what brexit could mean for the creative industries
With the deadline to register to have a say in the future of the UK in Europe fast approaching, it's time to take stock of what we could lose by leaving the EU.
Both sides of the Brexit debate are bombarding us with stats, facts and charts, intending to convince us of their arguments but how do you attach numerical values to creativity. How do you even begin to count the value of creative endeavours when it comes to society, cultural influence or personal fulfilment? But we can think about the individuals behind the creative output. Real people with livelihoods.
In 2012, at least 1.6 million people in the UK were employed in the creative industries, pumping out £71.4bn in gross value added. By the end of 2014, that number of people increased to 1.8 million. And if we take total employment across the "Creative Economy" (creative industries + creative occupations irrespective of industry), we're looking at 2.8 million people. Another fun fact: while the UK currently accounts for 14% of the total EU workforce, that number jumps to 21% for creative industry jobs. Great Britain is undeniably a creative hub, which makes it dynamic and inspiring, in the truest sense of the words. And finally, the latest figures indicate employment in the creative industries grew by nearly 9%, which was much higher than the UK economy as a whole - a paltry 0.7%.
What none of these statistics tell us, however, is how many of those people are citizens of another country in the European Union. And this matters because… we need to talk about Brexit.
While the UK currently accounts for 14% of the total EU workforce, that number jumps to 21% for creative industry jobs.
While there are, of course, the matters connected to the economy, security and defence, social justice, the environment, travel, education and more, I'm dedicating this think piece to the creatives. Shout out to all those who belong in Annex A and B, but also to anyone who would place themselves in a creative industry, government statistics-approved or not.
At the risk of invoking the Daily Mail, immigration is a real concern for those in the creative industries, but from the perspective of the freedom of movement EU citizens all currently enjoy (thanks, Treaty of Maastricht!). Considering that the creative industries in the UK are especially populated with people from all over the EU, any changes in immigration status for European citizens would certainly diminish a talent pool that has particularly benefitted from a cross-cultural mix. And just think about how many EU citizens you interact and/or collaborate with on a daily basis. How many of them would you be gutted to lose because of a successful Vote Leave campaign? And if the process of obtaining this now-theoretical visa comes anything close to that of a UK tax-paying and UK-educated Commonwealth citizen married to a British citizen such as myself (sorry, had to throw that in there - personal hobby horse), then get ready to have your wallet emptied, annual income scoffed at and spirit broken. The Home Office has quite the successful sideline business in the UK Visas and Immigration department, you know.

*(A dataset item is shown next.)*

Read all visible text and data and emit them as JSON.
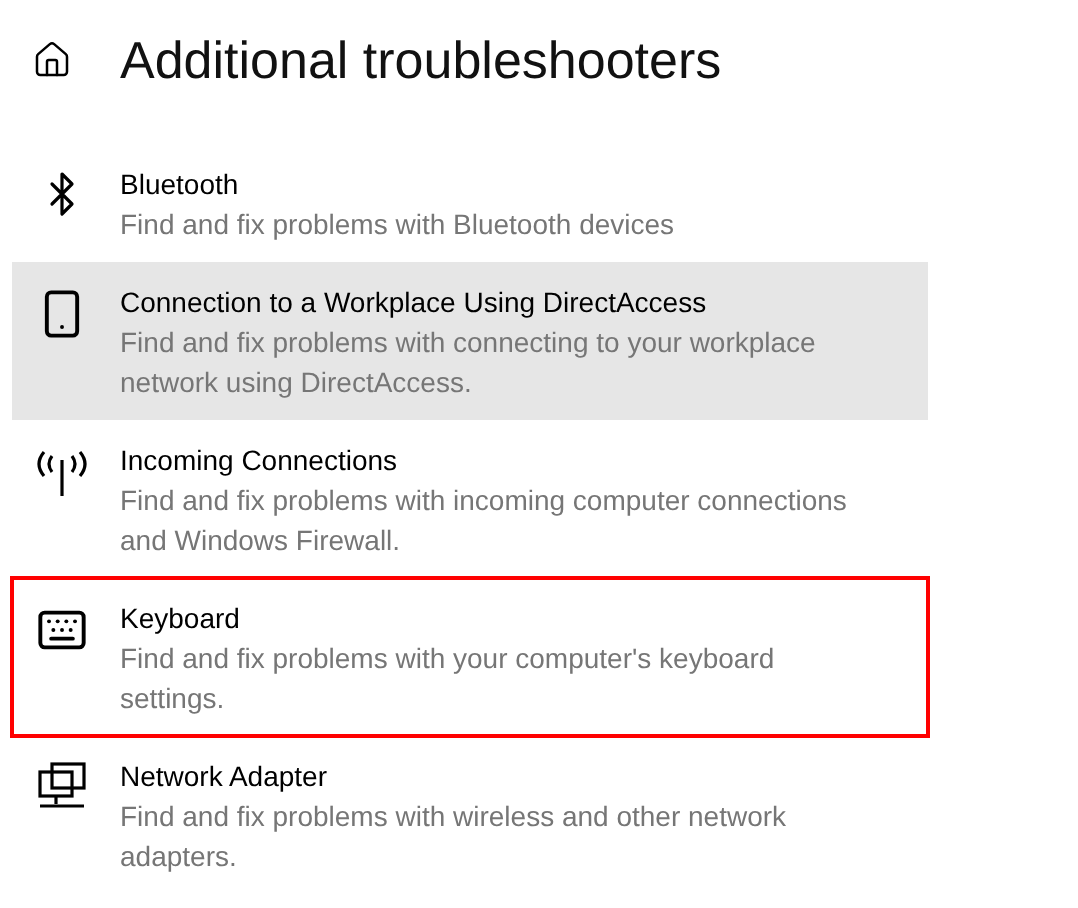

Then there's the potential withdrawal of EU funding for the arts - which so many creative industries rely on - because, Britain wouldn't be a part of the EU anymore (and the Vote Leave campaigners currently can't quite sort out whether they would like to remain friends with the EU or furiously delete every shred of their existence like a scorned lover). Creative Europe alone gave £37m to UK companies between 2007 and 2012, for example. There are also a multitude of other prizes, grants and cultural programmes to take your pick from. Britain does well out of such funding - in 2012 they had a success rate for applications to EU money of 46%, second only to Germany (who have the largest population in Europe).
If money talks, Britain's arts exports are set to increase to £31bn by 2020. Can you guess who the key export market is? Yes, the EU!
If money talks, Britain's arts exports are set to increase to £31bn by 2020. Can you guess who the key export market is? Yes, the EU! Great, let's cut direct access to that single market while we're simultaneously scrambling to make up for lost funding. And we can probably kiss goodbye the impressive growth shown by the creative industries (8.9% in 2014, almost double the rate of the economy overall, and £9.6m per hour, a rise of £800,000 from the previous year), which was hailed by the government earlier this year as the driving force of the UK economy.
While in some quarters, not even being a EU citizen to begin with should preclude me from caring, let alone wade into the referendum conversation, I amazingly have a vote in the matter as a Canadian (citizens of other EU countries, bar Ireland, Malta and Cyprus, do not get a say). But really, it's not about me because there are at least 2.8 million other people in the UK, billions of pounds and, yes, a world-leading culture at stake. A culture that despite its newfound economic powerhouse status, we need to nurture and keep afloat ourselves. Then urge others to do the same. Don't think, Cameron, Osborne et al, that the rest of us have forgotten about the heavy cuts to arts funding over the years, prompting leading figures across the various industries to claim the Tories don't value the role of creativity…
Any way you slice it, Brexit would deprive the creative industries in some way, and as fellow creatives, we should not let deprivation, of any kind, happen. It's not our modus operandi, never has been - creativity opens minds and enriches lives. So first, as artist Wolfgang Tillmans pointed out brilliantly, make sure you're registered to vote (deadline is 7 June). And then come 23 June, vote to remain in the European Union.
Text Sabrina Shim
Photography Wolfgang Tillmans